In the ministry there are lots of important things to be done; but many times the urgent things take priority. You know how it works, probably happens in your office, too. You have your list of things that you alone need to take care of and other people come and make their agenda, your agenda. I learned long ago (although not perfect in this) that saying “no” to a lot of good things can be liberating, because it allows you plenty of time to take care of the important tasks.
I have a friend with a servant heart who told me a story. One day he was ready to leave the office and a co-worker asked for some help on a project. After a few moments of helping, it appeared the co-worker had dumped the project, walked out the door and headed home, leaving my friend with the other guy’s project. One tends to not want to help if this is the sort of abuse one can expect.

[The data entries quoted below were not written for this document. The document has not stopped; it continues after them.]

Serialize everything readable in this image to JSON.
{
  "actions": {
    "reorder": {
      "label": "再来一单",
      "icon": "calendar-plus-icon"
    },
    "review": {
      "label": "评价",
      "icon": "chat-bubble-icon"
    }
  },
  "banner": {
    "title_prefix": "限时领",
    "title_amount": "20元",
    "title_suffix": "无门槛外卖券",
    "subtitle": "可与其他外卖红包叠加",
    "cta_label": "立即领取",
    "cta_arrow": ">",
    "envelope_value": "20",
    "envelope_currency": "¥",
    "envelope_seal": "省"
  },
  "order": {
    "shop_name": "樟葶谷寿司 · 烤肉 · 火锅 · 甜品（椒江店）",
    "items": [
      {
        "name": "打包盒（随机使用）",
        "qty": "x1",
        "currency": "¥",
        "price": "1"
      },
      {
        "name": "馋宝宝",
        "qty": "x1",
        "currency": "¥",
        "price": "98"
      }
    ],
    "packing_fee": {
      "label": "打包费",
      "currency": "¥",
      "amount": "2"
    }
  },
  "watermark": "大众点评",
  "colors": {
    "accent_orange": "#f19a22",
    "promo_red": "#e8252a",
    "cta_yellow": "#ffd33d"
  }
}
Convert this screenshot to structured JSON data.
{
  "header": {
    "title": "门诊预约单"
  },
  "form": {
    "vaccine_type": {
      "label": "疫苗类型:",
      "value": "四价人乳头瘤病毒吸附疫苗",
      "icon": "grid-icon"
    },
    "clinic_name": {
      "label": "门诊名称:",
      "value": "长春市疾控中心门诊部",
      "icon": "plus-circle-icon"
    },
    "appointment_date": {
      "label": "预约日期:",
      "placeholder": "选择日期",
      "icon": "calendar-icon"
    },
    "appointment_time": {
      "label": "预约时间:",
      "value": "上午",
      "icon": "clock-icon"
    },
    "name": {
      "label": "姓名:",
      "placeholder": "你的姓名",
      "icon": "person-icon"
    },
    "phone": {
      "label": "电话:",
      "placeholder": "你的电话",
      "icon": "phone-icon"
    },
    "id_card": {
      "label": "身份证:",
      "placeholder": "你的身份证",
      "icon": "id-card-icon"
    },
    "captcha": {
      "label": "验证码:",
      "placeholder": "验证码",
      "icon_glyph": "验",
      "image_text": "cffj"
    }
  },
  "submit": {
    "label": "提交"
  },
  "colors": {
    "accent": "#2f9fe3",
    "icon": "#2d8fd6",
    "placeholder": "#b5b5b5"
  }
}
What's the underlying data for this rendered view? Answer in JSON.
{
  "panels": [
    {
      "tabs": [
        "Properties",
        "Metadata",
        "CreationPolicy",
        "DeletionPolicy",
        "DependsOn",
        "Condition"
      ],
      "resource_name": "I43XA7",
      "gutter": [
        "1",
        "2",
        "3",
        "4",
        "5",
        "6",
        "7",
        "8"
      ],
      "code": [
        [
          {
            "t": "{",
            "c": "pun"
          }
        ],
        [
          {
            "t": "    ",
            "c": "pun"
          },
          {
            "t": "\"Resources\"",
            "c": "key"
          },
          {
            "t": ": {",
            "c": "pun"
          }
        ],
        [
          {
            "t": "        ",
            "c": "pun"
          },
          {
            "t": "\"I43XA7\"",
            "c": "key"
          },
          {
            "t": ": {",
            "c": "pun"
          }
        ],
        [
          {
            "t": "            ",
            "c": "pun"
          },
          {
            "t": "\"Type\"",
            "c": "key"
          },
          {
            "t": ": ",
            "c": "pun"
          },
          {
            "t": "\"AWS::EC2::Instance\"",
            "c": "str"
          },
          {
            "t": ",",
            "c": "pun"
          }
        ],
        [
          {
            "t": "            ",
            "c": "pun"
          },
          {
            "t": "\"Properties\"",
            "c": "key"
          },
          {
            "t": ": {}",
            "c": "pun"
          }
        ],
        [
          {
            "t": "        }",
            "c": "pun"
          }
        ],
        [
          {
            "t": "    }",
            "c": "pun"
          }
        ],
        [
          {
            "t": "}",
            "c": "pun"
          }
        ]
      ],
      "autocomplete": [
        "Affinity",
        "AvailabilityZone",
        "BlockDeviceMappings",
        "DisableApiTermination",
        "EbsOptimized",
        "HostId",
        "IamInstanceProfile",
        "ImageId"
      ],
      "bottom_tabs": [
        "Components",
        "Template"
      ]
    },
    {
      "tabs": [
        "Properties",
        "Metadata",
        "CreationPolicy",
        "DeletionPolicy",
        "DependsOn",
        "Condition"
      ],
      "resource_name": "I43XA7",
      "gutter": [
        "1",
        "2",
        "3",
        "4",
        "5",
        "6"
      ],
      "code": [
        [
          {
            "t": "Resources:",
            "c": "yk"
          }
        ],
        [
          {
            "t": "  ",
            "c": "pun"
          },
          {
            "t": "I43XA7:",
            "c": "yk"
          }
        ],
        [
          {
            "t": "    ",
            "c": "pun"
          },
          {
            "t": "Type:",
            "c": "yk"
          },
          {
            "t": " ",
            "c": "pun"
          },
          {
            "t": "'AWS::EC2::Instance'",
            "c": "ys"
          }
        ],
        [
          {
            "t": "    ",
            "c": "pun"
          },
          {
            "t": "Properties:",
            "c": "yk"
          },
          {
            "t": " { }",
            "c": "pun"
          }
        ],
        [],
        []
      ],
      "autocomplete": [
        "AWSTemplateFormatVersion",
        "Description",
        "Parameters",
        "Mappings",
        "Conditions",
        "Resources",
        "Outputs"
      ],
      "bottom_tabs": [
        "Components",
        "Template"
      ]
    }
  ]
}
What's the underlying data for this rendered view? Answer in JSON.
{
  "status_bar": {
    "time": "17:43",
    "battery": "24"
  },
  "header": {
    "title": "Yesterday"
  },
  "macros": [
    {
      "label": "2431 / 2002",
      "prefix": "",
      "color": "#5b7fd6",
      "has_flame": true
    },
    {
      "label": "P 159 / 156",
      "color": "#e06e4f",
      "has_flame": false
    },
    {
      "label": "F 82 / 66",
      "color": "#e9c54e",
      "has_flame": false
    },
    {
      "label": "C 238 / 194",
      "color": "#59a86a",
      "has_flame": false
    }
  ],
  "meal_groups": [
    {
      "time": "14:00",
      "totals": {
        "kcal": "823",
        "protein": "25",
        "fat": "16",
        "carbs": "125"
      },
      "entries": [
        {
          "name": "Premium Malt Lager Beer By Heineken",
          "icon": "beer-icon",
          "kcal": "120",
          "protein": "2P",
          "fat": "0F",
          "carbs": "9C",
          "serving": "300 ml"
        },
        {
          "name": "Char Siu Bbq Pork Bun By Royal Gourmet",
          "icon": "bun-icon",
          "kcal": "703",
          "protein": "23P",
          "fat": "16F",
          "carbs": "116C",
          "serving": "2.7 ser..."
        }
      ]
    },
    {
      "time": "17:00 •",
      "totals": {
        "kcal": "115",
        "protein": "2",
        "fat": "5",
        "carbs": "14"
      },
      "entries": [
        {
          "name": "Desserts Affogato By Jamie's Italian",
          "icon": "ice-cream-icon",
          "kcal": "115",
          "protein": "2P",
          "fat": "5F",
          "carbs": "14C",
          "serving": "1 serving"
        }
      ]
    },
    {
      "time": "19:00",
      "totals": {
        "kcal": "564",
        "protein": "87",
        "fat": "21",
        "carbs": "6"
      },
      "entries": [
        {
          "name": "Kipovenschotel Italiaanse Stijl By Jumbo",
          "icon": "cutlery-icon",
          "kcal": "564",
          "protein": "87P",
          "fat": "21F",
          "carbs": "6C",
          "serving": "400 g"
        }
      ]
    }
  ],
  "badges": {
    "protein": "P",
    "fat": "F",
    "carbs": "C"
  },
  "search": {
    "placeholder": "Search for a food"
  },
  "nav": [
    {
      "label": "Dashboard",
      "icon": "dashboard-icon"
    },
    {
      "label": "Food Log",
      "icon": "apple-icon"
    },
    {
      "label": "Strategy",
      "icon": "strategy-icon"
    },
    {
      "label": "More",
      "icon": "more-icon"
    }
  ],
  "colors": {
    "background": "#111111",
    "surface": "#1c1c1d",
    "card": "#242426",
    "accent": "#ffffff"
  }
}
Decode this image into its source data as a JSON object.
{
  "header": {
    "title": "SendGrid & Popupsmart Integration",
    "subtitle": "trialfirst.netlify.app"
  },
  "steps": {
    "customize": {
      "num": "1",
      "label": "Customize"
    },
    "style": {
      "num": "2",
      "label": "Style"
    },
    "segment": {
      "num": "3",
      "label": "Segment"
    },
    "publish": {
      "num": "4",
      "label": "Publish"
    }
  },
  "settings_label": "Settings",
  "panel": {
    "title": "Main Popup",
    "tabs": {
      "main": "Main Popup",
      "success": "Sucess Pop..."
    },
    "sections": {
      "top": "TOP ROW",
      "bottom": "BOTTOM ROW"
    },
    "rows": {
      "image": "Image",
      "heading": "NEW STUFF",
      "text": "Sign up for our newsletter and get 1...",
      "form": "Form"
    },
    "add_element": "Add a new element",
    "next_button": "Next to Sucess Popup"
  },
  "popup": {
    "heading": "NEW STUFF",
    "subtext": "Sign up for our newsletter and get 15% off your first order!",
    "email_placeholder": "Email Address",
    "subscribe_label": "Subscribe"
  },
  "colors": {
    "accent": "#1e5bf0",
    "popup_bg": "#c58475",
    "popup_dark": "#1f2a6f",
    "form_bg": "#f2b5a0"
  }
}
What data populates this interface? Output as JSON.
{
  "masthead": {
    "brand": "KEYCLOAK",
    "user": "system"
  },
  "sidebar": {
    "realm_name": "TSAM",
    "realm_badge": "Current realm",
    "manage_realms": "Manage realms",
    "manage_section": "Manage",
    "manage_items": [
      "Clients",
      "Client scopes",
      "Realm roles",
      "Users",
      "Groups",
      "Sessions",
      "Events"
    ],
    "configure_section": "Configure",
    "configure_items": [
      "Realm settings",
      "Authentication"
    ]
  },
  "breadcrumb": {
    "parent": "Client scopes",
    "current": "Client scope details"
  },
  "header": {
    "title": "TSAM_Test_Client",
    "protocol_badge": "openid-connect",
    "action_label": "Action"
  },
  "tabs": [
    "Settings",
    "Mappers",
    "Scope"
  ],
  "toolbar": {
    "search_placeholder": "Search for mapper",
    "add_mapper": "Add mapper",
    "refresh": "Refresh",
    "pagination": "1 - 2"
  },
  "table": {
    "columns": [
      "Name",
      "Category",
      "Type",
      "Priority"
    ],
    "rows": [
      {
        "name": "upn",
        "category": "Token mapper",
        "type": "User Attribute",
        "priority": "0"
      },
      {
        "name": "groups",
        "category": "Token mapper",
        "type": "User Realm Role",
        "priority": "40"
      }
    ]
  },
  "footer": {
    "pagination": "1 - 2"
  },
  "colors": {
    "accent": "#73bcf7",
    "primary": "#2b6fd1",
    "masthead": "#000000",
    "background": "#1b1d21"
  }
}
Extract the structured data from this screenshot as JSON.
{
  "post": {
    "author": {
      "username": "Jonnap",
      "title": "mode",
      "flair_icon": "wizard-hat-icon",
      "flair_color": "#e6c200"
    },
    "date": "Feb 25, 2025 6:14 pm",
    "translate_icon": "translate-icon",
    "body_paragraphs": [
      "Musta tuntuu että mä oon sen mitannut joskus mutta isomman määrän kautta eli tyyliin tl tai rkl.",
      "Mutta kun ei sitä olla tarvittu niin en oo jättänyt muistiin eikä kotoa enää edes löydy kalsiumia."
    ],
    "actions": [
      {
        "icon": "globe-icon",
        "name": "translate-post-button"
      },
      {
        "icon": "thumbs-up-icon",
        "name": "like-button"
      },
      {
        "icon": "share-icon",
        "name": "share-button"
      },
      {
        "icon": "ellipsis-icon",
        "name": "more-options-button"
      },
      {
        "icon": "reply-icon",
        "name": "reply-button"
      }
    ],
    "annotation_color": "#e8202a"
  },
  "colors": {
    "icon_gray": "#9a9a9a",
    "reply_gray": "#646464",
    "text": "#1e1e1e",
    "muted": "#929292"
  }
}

Take a look at this episode in the life of Jesus:
Jesus’ brothers said to him, “Leave here and go to Judea, where your followers can see your miracles! You can’t become famous if you hide like this! If you can do such wonderful things, show yourself to the world!” (John 7:3-4)
Jesus was under pressure from his brothers, they wanted him to go to the Feast of Tabernacles early and show off his miracle-performing abilities. John 7:5 also tells us that not even these brother were believing in him. Like many Jews, these brothers were looking for someone to “wow” the crowds and eventually lead the people in a rebellion against the Romans. The Feast would have been an ideal platform for launching Jesus’ political career.
Jesus could not be persuaded to become a crowd-pleaser. He knew that his mission on earth was not to win fans, but to redeem people from their sin. Keeping his ultimate purpose in mind, Jesus chose to go to the festival, but in secret (John 7:10). In his wisdom, Jesus could not be persuaded away from his purpose, not even for one day of miracles and popularity. His choice to enter the festival quietly led to a day of heated debates with his enemies and intense discussions with the crowd but no flashy miracles (John 7:11-12, 14, 25, 30). By the end of the day, “many among the crowds at the Temple believed in him” (John 7:31).
Regardless of the agenda others have, a leader needs to stand firm and keep their goal in focus. Leaders with integrity know that they cannot allow themselves to be persuaded to cave in to people-pleasing or glory-grabbing decisions. Pursuing integrity may not always be the popular or easy path, but it usually proves to be the wiser path.